Equations on this page are rendered with MathJax. Learn more.

J1s=Iδ2(r, t)d2r.
dul(t)dt=-γJ^l(t),
ul(n+1)=ul(n)-γJ^l(n)(l=1 ,, N)
u(n+1)(r)=u(n)(r)-γδJ(n)δu(n)(r),n=0,1 ,,
 
{J^l(t)}k=1NJ^luk ξk(t)k=1NAk,lξk(t)
dξl(t)dt=-γk=1NAk,lξk(t),
J(t)=l=1Mcljl(t),jl(t)=j(r, t)Zl(r)d2r.
J(t)=l=1Ncl jl(t),jl(t)=Ωlj(r, t)d2r.
J^l=clδulδjl(t)+klNckδulδjk(t).
ul(n+1)=ul(n)-γclδulδjl(n)-γklNckδulδjk(n),
(l=1 ,, N).
ul(n+1)=ul(n)-γclδjl(n)δul,(l=1 ,, N).
klNckδulδjk|clδulδjl|foralll=1 ,, N.
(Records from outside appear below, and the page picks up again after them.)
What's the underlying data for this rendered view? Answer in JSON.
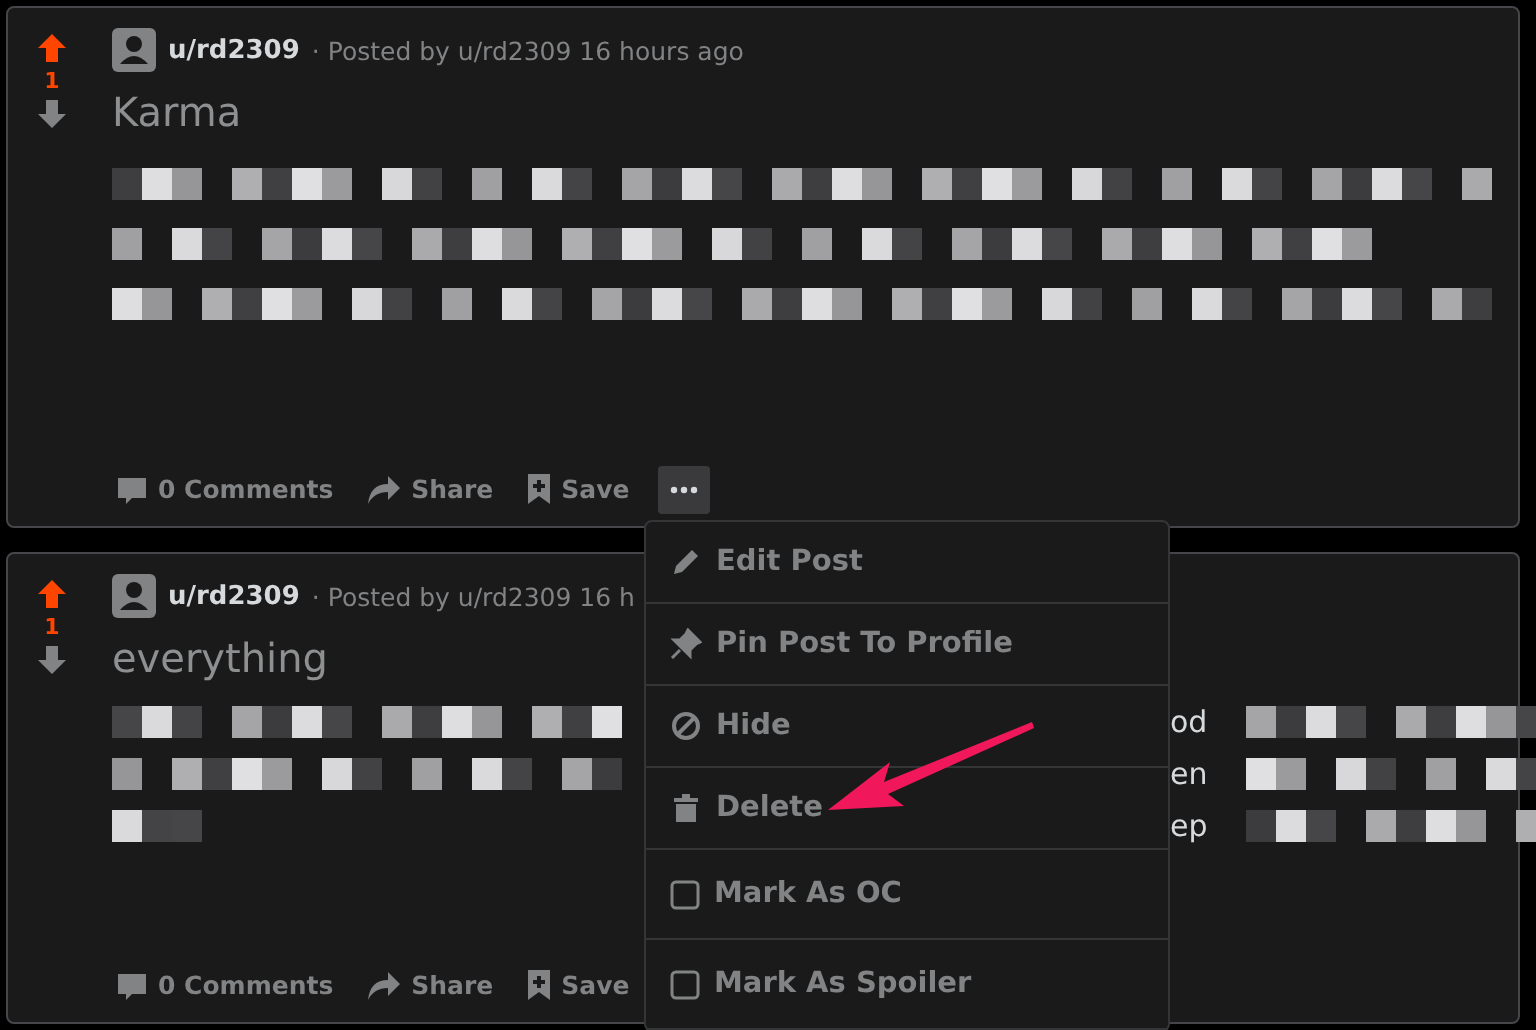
{
  "posts": [
    {
      "author": "u/rd2309",
      "meta": "· Posted by u/rd2309 16 hours ago",
      "votes": "1",
      "upvoted": true,
      "title": "Karma",
      "actions": {
        "comments": "0 Comments",
        "share": "Share",
        "save": "Save"
      },
      "menu_open": true
    },
    {
      "author": "u/rd2309",
      "meta": "· Posted by u/rd2309 16 h",
      "votes": "1",
      "upvoted": true,
      "title": "everything",
      "fragments": [
        "od",
        "en",
        "ep"
      ],
      "actions": {
        "comments": "0 Comments",
        "share": "Share",
        "save": "Save"
      }
    }
  ],
  "menu": {
    "items": [
      {
        "kind": "edit",
        "label": "Edit Post"
      },
      {
        "kind": "pin",
        "label": "Pin Post To Profile"
      },
      {
        "kind": "hide",
        "label": "Hide"
      },
      {
        "kind": "delete",
        "label": "Delete"
      },
      {
        "kind": "checkbox",
        "label": "Mark As OC",
        "checked": false
      },
      {
        "kind": "checkbox",
        "label": "Mark As Spoiler",
        "checked": false
      }
    ]
  }
}
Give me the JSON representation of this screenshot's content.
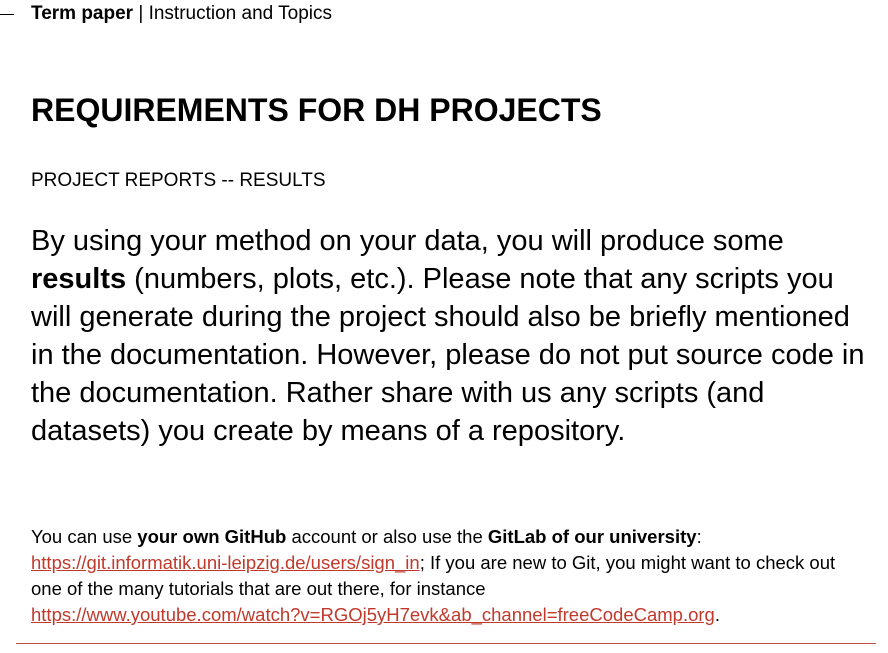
{
  "header": {
    "bold": "Term paper",
    "separator": " | ",
    "rest": "Instruction and Topics"
  },
  "title": "REQUIREMENTS FOR DH PROJECTS",
  "subtitle": "PROJECT REPORTS -- RESULTS",
  "paragraph": {
    "p1": "By using your method on your data, you will produce some ",
    "bold": "results",
    "p2": " (numbers, plots, etc.). Please note that any scripts you will generate during the project should also be briefly mentioned in the documentation. However, please do not put source code in the documentation. Rather share with us any scripts (and datasets) you create by means of a repository."
  },
  "note": {
    "t1": "You can use ",
    "b1": "your own GitHub",
    "t2": " account or also use the ",
    "b2": "GitLab of our university",
    "t3": ": ",
    "link1": "https://git.informatik.uni-leipzig.de/users/sign_in",
    "t4": "; If you are new to Git, you might want to check out one of the many tutorials that are out there, for instance ",
    "link2": "https://www.youtube.com/watch?v=RGOj5yH7evk&ab_channel=freeCodeCamp.org",
    "t5": "."
  },
  "colors": {
    "link": "#c0392b",
    "rule": "#c0504d"
  }
}
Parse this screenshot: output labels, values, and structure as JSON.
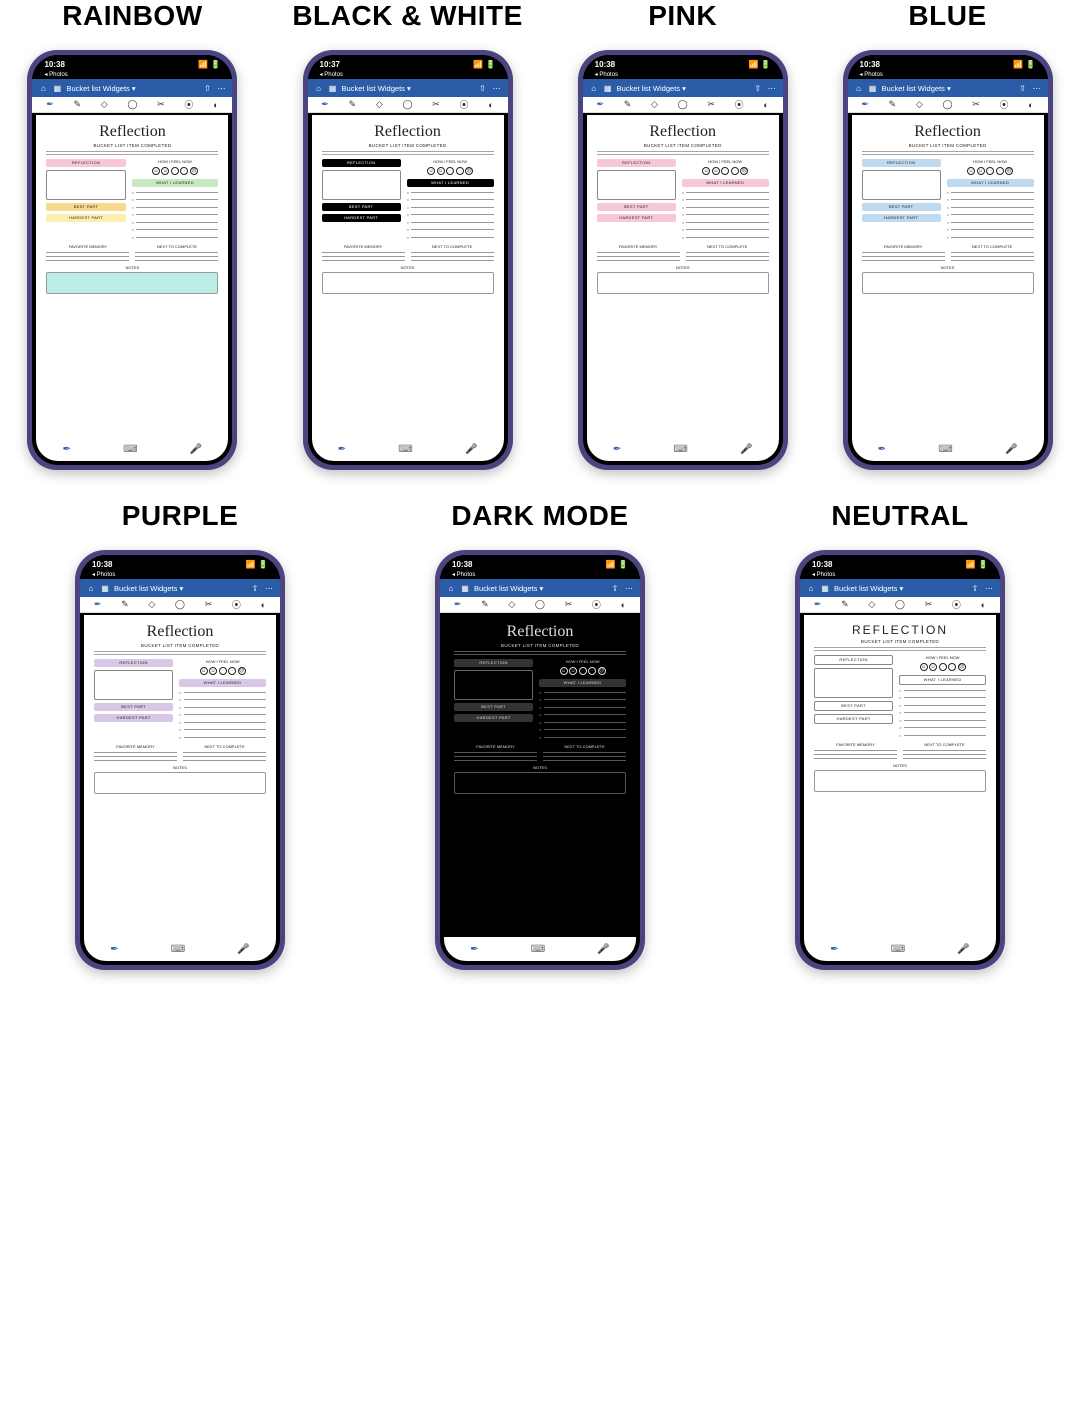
{
  "variants": [
    {
      "label": "RAINBOW",
      "time": "10:38",
      "scheme": "rainbow"
    },
    {
      "label": "BLACK & WHITE",
      "time": "10:37",
      "scheme": "bw"
    },
    {
      "label": "PINK",
      "time": "10:38",
      "scheme": "pink"
    },
    {
      "label": "BLUE",
      "time": "10:38",
      "scheme": "blue"
    },
    {
      "label": "PURPLE",
      "time": "10:38",
      "scheme": "purple"
    },
    {
      "label": "DARK MODE",
      "time": "10:38",
      "scheme": "dark"
    },
    {
      "label": "NEUTRAL",
      "time": "10:38",
      "scheme": "neutral"
    }
  ],
  "status_back": "◂ Photos",
  "header": {
    "title": "Bucket list Widgets ▾"
  },
  "page": {
    "title": "Reflection",
    "title_neutral": "REFLECTION",
    "subtitle": "BUCKET LIST ITEM COMPLETED",
    "reflection": "REFLECTION",
    "feel": "HOW I FEEL NOW",
    "learned": "WHAT I LEARNED",
    "best": "BEST PART",
    "hardest": "HARDEST PART",
    "favmem": "FAVORITE MEMORY",
    "next": "NEXT TO COMPLETE",
    "notes": "NOTES"
  },
  "colors": {
    "rainbow": {
      "reflection": "#f7c8d4",
      "learned": "#c7e8c1",
      "best": "#f8d88a",
      "hardest": "#f9efb0",
      "notes": "#bdeee5"
    },
    "bw": {
      "reflection": "#000",
      "learned": "#000",
      "best": "#000",
      "hardest": "#000",
      "notes": "transparent",
      "text": "#fff"
    },
    "pink": {
      "reflection": "#f6c8d6",
      "learned": "#f6c8d6",
      "best": "#f6c8d6",
      "hardest": "#f6c8d6",
      "notes": "transparent"
    },
    "blue": {
      "reflection": "#bfd9ee",
      "learned": "#bfd9ee",
      "best": "#bfd9ee",
      "hardest": "#bfd9ee",
      "notes": "transparent"
    },
    "purple": {
      "reflection": "#d9c7e6",
      "learned": "#d9c7e6",
      "best": "#d9c7e6",
      "hardest": "#d9c7e6",
      "notes": "transparent"
    },
    "dark": {
      "reflection": "#333",
      "learned": "#333",
      "best": "#333",
      "hardest": "#333",
      "notes": "transparent",
      "text": "#ddd"
    },
    "neutral": {
      "reflection": "transparent",
      "learned": "transparent",
      "best": "transparent",
      "hardest": "transparent",
      "notes": "transparent",
      "border": "1"
    }
  }
}
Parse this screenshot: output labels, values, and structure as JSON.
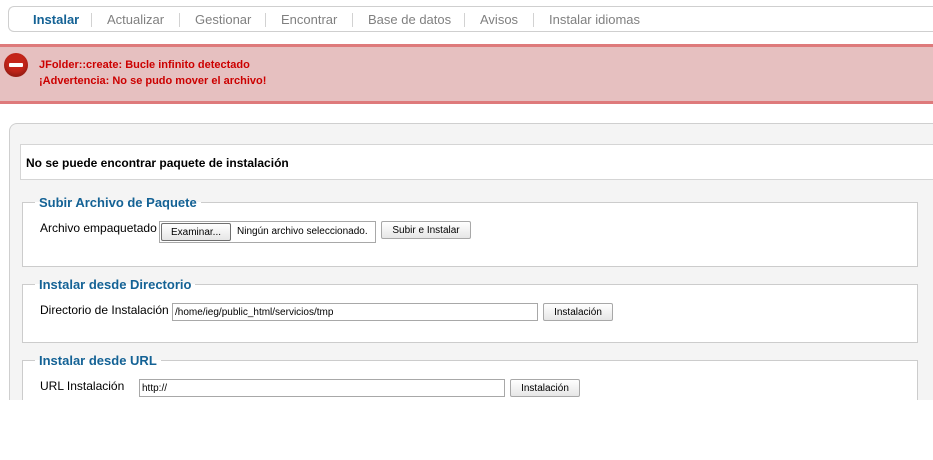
{
  "tabs": [
    {
      "label": "Instalar",
      "active": true
    },
    {
      "label": "Actualizar",
      "active": false
    },
    {
      "label": "Gestionar",
      "active": false
    },
    {
      "label": "Encontrar",
      "active": false
    },
    {
      "label": "Base de datos",
      "active": false
    },
    {
      "label": "Avisos",
      "active": false
    },
    {
      "label": "Instalar idiomas",
      "active": false
    }
  ],
  "alert": {
    "icon": "error-stop-icon",
    "messages": [
      "JFolder::create: Bucle infinito detectado",
      "¡Advertencia: No se pudo mover el archivo!"
    ]
  },
  "notice": "No se puede encontrar paquete de instalación",
  "upload": {
    "legend": "Subir Archivo de Paquete",
    "label": "Archivo empaquetado",
    "browse_label": "Examinar...",
    "no_file": "Ningún archivo seleccionado.",
    "submit_label": "Subir e Instalar"
  },
  "directory": {
    "legend": "Instalar desde Directorio",
    "label": "Directorio de Instalación",
    "value": "/home/ieg/public_html/servicios/tmp",
    "submit_label": "Instalación"
  },
  "url": {
    "legend": "Instalar desde URL",
    "label": "URL Instalación",
    "value": "http://",
    "submit_label": "Instalación"
  },
  "colors": {
    "accent": "#146295",
    "error_text": "#cc0000",
    "banner_bg": "#e6c0c0",
    "banner_border": "#de7a7b"
  }
}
u(n+1)(r)=u(n)(r)-γδj(n)(r)δu(n)(r),n=0, 1 ,.
δjl=I j(r)uIδ(r)Zl(r)δu(r)d2r=k=1Nak,lδuk,
ak,l=I j(r)uIδ(r)Sk(r)Zl(r)d2r.
ul(n+1)=ul(n)-γclk=1Nak,jδulδuk-γk=1NnlNcnak,nδulδuk,(l=1 ,, N).
δJδul=(δul)2clal,l-klNckal,k,
(l=1 ,, N).
klNal,k  |al,l|,(l=1 ,, N).
J1=l=1Njl(1)l=1NΩlIδ2(r)d2r;
J2=l=1Njl(2)l=1N(I¯l)2,I¯l=ΩlIδ(r)d2r,
J3=l=1Njl(3)l=1NI¯l.
ul(n+1)=ul(n)-γI¯l(n)δI¯l(n)δul,(l=1 ,, N),
u(n+1)(r)=u(n)(r)-γIδ(n)(r)δIδ(n)(r)δu(n)(r),
(n=0,1 ,,).
ul(n+1)=ul(n)-γδI¯l(n)δul,(l=1 ,, N).
u(n+1)(r)=u(n)(r)-γδIδ(n)(r)δu(n)(r),
(n=0,1 ,,).
τ dul(t)dt=-γαl(t)bl(t).
Iδ(r, t)=I0(r)+Iin(r)+2μ(r)cos[δ(r, t)+Δ],
Iδ(r)=Iin(r)+2(2πF)2IF(0)-4πFIin1/2(r)IF1/2(0)×{cos[δ(r)-Δ]-sin[δ(r)-Δ]}
 Iδ(r)=Iin(r)+(2πF)2IF(0)-4πFIin1/2(r)IF1/2(0)cos[δ(r)-Δ]
IF(q=0)= Iin1/2(r)exp[iδ(r)]d2r2,
Δ=argIin1/2(r)exp[iδ(r)]d2r.
GA(q)=2π0.033(1.68/r0)5/3(q2+qA2)-11/6exp(-q2/qa2)× [1+1.802(q/qa)-0.254(q/qa)7/6].
σI2=[|A0(r)|2-I¯]2d2r/I¯2,

Metrics